= TASK =
How many lines of the records hold the string "name"? Reply with the number alone.

Component data from apps and pages

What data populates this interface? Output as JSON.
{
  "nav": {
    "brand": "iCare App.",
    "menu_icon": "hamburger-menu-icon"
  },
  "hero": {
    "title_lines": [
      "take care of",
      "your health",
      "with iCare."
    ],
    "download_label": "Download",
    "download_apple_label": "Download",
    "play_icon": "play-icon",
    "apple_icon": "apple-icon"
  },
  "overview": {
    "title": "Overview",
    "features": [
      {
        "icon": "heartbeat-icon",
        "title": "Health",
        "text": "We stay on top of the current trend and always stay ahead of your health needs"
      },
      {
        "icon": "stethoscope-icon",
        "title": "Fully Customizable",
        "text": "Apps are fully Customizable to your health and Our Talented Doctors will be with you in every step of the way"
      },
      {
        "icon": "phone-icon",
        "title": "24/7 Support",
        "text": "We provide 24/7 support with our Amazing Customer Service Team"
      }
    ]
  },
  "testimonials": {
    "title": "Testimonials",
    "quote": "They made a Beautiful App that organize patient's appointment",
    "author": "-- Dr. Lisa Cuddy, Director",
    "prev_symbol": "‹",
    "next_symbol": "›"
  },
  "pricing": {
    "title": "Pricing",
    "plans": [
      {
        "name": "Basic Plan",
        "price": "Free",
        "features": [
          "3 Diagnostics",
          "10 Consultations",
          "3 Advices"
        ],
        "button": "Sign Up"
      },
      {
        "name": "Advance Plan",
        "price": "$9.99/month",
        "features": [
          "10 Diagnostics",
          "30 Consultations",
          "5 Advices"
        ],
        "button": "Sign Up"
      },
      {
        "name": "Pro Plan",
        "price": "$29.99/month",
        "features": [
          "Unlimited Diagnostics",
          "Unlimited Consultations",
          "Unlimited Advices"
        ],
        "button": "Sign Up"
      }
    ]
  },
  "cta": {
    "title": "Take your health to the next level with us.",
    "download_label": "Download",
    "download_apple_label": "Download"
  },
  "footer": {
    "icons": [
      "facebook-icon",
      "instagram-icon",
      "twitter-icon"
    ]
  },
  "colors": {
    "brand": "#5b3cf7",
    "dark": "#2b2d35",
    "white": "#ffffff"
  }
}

= ANSWER TO THIS EXERCISE =
3